• **WHAT THE TASK ASKS**
Your answer must be an exact copy of the data below.

****************************************

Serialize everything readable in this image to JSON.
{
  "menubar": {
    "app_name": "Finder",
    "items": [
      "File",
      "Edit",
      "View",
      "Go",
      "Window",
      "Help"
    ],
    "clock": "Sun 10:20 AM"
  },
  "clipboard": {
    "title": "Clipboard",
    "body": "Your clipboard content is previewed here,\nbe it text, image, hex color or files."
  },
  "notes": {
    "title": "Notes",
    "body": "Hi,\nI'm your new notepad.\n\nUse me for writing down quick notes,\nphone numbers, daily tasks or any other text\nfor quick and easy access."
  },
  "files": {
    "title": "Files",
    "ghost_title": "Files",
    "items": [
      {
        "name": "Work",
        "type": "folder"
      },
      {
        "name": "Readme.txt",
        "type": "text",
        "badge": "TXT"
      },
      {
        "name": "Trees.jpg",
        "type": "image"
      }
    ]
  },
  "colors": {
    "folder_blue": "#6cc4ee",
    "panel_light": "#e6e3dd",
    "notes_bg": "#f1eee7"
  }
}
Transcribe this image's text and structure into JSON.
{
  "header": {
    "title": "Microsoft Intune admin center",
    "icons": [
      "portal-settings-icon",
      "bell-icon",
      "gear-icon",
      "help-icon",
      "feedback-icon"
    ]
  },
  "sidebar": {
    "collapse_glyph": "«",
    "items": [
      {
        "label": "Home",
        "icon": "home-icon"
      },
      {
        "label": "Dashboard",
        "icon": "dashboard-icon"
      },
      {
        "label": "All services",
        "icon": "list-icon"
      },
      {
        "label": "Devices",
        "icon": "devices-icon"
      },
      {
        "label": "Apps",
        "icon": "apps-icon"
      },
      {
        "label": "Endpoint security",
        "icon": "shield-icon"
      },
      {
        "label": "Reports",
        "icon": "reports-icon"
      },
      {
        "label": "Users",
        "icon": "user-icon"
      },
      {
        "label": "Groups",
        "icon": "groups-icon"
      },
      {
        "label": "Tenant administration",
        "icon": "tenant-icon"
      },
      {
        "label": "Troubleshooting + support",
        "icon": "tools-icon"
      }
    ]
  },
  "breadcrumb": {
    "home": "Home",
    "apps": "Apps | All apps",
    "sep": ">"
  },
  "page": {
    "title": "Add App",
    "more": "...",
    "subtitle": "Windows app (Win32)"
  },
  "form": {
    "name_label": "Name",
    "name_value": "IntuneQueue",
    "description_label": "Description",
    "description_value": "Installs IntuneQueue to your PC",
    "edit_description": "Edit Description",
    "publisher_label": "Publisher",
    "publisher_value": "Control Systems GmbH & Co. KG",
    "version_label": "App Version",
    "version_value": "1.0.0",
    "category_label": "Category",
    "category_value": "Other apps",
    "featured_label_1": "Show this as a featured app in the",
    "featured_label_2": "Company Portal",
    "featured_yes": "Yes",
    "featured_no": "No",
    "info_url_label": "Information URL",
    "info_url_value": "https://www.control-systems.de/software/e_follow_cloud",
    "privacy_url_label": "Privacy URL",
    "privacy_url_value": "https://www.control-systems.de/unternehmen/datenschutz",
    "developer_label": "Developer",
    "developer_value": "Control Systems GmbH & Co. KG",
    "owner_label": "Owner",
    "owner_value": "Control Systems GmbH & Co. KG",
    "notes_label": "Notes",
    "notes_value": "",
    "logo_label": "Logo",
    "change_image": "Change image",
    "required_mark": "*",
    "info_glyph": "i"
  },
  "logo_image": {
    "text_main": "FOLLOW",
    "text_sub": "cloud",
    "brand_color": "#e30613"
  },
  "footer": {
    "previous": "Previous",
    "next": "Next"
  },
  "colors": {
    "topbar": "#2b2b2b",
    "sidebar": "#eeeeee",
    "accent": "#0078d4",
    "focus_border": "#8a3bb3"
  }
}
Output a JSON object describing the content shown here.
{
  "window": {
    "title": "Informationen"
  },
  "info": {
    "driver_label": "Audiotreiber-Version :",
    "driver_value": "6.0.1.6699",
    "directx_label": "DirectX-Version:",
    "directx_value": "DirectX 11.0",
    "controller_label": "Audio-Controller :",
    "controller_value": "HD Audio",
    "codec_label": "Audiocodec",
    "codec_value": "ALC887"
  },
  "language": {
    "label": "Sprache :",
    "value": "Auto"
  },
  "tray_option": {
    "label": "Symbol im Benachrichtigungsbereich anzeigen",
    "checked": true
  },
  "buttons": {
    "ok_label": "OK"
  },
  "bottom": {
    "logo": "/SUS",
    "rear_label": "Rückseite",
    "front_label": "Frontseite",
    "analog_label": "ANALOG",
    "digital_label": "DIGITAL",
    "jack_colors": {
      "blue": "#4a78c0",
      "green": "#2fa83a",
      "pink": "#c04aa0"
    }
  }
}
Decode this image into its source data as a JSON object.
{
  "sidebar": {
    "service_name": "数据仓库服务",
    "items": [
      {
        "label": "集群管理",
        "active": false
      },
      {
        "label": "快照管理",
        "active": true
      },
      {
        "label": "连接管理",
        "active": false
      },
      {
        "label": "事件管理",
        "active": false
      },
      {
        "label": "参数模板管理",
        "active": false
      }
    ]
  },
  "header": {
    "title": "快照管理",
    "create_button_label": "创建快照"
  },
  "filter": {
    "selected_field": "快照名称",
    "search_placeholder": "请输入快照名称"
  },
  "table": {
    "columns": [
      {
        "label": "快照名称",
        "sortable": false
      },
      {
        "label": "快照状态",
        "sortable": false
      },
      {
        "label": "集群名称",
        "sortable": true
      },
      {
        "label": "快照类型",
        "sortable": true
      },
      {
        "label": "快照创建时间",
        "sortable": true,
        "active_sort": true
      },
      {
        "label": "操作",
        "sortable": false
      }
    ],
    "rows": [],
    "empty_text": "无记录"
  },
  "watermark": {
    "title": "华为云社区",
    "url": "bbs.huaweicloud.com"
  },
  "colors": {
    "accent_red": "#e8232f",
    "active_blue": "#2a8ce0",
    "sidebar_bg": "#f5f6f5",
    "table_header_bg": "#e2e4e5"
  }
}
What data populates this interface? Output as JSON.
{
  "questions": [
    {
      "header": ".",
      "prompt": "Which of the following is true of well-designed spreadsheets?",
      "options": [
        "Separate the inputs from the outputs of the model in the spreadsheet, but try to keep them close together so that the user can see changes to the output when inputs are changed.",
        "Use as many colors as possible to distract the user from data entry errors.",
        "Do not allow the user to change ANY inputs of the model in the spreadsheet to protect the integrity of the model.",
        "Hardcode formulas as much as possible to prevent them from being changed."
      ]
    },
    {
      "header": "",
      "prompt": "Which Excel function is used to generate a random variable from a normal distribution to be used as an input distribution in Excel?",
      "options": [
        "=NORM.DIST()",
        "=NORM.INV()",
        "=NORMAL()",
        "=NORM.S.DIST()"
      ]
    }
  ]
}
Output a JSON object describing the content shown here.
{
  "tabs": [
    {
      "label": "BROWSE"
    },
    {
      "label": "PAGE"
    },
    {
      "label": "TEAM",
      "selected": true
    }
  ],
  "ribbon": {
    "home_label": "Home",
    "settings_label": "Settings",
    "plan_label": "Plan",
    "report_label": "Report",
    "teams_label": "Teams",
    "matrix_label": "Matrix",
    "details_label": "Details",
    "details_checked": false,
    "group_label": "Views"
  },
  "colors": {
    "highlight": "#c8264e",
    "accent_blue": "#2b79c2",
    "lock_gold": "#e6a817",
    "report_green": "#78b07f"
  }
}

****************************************

• **ANSWER**
Serialize everything readable in this image to JSON.
{
  "menubar": {
    "app_name": "Finder",
    "items": [
      "File",
      "Edit",
      "View",
      "Go",
      "Window",
      "Help"
    ],
    "clock": "Sun 10:20 AM"
  },
  "clipboard": {
    "title": "Clipboard",
    "body": "Your clipboard content is previewed here,\nbe it text, image, hex color or files."
  },
  "notes": {
    "title": "Notes",
    "body": "Hi,\nI'm your new notepad.\n\nUse me for writing down quick notes,\nphone numbers, daily tasks or any other text\nfor quick and easy access."
  },
  "files": {
    "title": "Files",
    "ghost_title": "Files",
    "items": [
      {
        "name": "Work",
        "type": "folder"
      },
      {
        "name": "Readme.txt",
        "type": "text",
        "badge": "TXT"
      },
      {
        "name": "Trees.jpg",
        "type": "image"
      }
    ]
  },
  "colors": {
    "folder_blue": "#6cc4ee",
    "panel_light": "#e6e3dd",
    "notes_bg": "#f1eee7"
  }
}
Transcribe this image's text and structure into JSON.
{
  "header": {
    "title": "Microsoft Intune admin center",
    "icons": [
      "portal-settings-icon",
      "bell-icon",
      "gear-icon",
      "help-icon",
      "feedback-icon"
    ]
  },
  "sidebar": {
    "collapse_glyph": "«",
    "items": [
      {
        "label": "Home",
        "icon": "home-icon"
      },
      {
        "label": "Dashboard",
        "icon": "dashboard-icon"
      },
      {
        "label": "All services",
        "icon": "list-icon"
      },
      {
        "label": "Devices",
        "icon": "devices-icon"
      },
      {
        "label": "Apps",
        "icon": "apps-icon"
      },
      {
        "label": "Endpoint security",
        "icon": "shield-icon"
      },
      {
        "label": "Reports",
        "icon": "reports-icon"
      },
      {
        "label": "Users",
        "icon": "user-icon"
      },
      {
        "label": "Groups",
        "icon": "groups-icon"
      },
      {
        "label": "Tenant administration",
        "icon": "tenant-icon"
      },
      {
        "label": "Troubleshooting + support",
        "icon": "tools-icon"
      }
    ]
  },
  "breadcrumb": {
    "home": "Home",
    "apps": "Apps | All apps",
    "sep": ">"
  },
  "page": {
    "title": "Add App",
    "more": "...",
    "subtitle": "Windows app (Win32)"
  },
  "form": {
    "name_label": "Name",
    "name_value": "IntuneQueue",
    "description_label": "Description",
    "description_value": "Installs IntuneQueue to your PC",
    "edit_description": "Edit Description",
    "publisher_label": "Publisher",
    "publisher_value": "Control Systems GmbH & Co. KG",
    "version_label": "App Version",
    "version_value": "1.0.0",
    "category_label": "Category",
    "category_value": "Other apps",
    "featured_label_1": "Show this as a featured app in the",
    "featured_label_2": "Company Portal",
    "featured_yes": "Yes",
    "featured_no": "No",
    "info_url_label": "Information URL",
    "info_url_value": "https://www.control-systems.de/software/e_follow_cloud",
    "privacy_url_label": "Privacy URL",
    "privacy_url_value": "https://www.control-systems.de/unternehmen/datenschutz",
    "developer_label": "Developer",
    "developer_value": "Control Systems GmbH & Co. KG",
    "owner_label": "Owner",
    "owner_value": "Control Systems GmbH & Co. KG",
    "notes_label": "Notes",
    "notes_value": "",
    "logo_label": "Logo",
    "change_image": "Change image",
    "required_mark": "*",
    "info_glyph": "i"
  },
  "logo_image": {
    "text_main": "FOLLOW",
    "text_sub": "cloud",
    "brand_color": "#e30613"
  },
  "footer": {
    "previous": "Previous",
    "next": "Next"
  },
  "colors": {
    "topbar": "#2b2b2b",
    "sidebar": "#eeeeee",
    "accent": "#0078d4",
    "focus_border": "#8a3bb3"
  }
}
Output a JSON object describing the content shown here.
{
  "window": {
    "title": "Informationen"
  },
  "info": {
    "driver_label": "Audiotreiber-Version :",
    "driver_value": "6.0.1.6699",
    "directx_label": "DirectX-Version:",
    "directx_value": "DirectX 11.0",
    "controller_label": "Audio-Controller :",
    "controller_value": "HD Audio",
    "codec_label": "Audiocodec",
    "codec_value": "ALC887"
  },
  "language": {
    "label": "Sprache :",
    "value": "Auto"
  },
  "tray_option": {
    "label": "Symbol im Benachrichtigungsbereich anzeigen",
    "checked": true
  },
  "buttons": {
    "ok_label": "OK"
  },
  "bottom": {
    "logo": "/SUS",
    "rear_label": "Rückseite",
    "front_label": "Frontseite",
    "analog_label": "ANALOG",
    "digital_label": "DIGITAL",
    "jack_colors": {
      "blue": "#4a78c0",
      "green": "#2fa83a",
      "pink": "#c04aa0"
    }
  }
}
Decode this image into its source data as a JSON object.
{
  "sidebar": {
    "service_name": "数据仓库服务",
    "items": [
      {
        "label": "集群管理",
        "active": false
      },
      {
        "label": "快照管理",
        "active": true
      },
      {
        "label": "连接管理",
        "active": false
      },
      {
        "label": "事件管理",
        "active": false
      },
      {
        "label": "参数模板管理",
        "active": false
      }
    ]
  },
  "header": {
    "title": "快照管理",
    "create_button_label": "创建快照"
  },
  "filter": {
    "selected_field": "快照名称",
    "search_placeholder": "请输入快照名称"
  },
  "table": {
    "columns": [
      {
        "label": "快照名称",
        "sortable": false
      },
      {
        "label": "快照状态",
        "sortable": false
      },
      {
        "label": "集群名称",
        "sortable": true
      },
      {
        "label": "快照类型",
        "sortable": true
      },
      {
        "label": "快照创建时间",
        "sortable": true,
        "active_sort": true
      },
      {
        "label": "操作",
        "sortable": false
      }
    ],
    "rows": [],
    "empty_text": "无记录"
  },
  "watermark": {
    "title": "华为云社区",
    "url": "bbs.huaweicloud.com"
  },
  "colors": {
    "accent_red": "#e8232f",
    "active_blue": "#2a8ce0",
    "sidebar_bg": "#f5f6f5",
    "table_header_bg": "#e2e4e5"
  }
}
What data populates this interface? Output as JSON.
{
  "questions": [
    {
      "header": ".",
      "prompt": "Which of the following is true of well-designed spreadsheets?",
      "options": [
        "Separate the inputs from the outputs of the model in the spreadsheet, but try to keep them close together so that the user can see changes to the output when inputs are changed.",
        "Use as many colors as possible to distract the user from data entry errors.",
        "Do not allow the user to change ANY inputs of the model in the spreadsheet to protect the integrity of the model.",
        "Hardcode formulas as much as possible to prevent them from being changed."
      ]
    },
    {
      "header": "",
      "prompt": "Which Excel function is used to generate a random variable from a normal distribution to be used as an input distribution in Excel?",
      "options": [
        "=NORM.DIST()",
        "=NORM.INV()",
        "=NORMAL()",
        "=NORM.S.DIST()"
      ]
    }
  ]
}
Output a JSON object describing the content shown here.
{
  "tabs": [
    {
      "label": "BROWSE"
    },
    {
      "label": "PAGE"
    },
    {
      "label": "TEAM",
      "selected": true
    }
  ],
  "ribbon": {
    "home_label": "Home",
    "settings_label": "Settings",
    "plan_label": "Plan",
    "report_label": "Report",
    "teams_label": "Teams",
    "matrix_label": "Matrix",
    "details_label": "Details",
    "details_checked": false,
    "group_label": "Views"
  },
  "colors": {
    "highlight": "#c8264e",
    "accent_blue": "#2b79c2",
    "lock_gold": "#e6a817",
    "report_green": "#78b07f"
  }
}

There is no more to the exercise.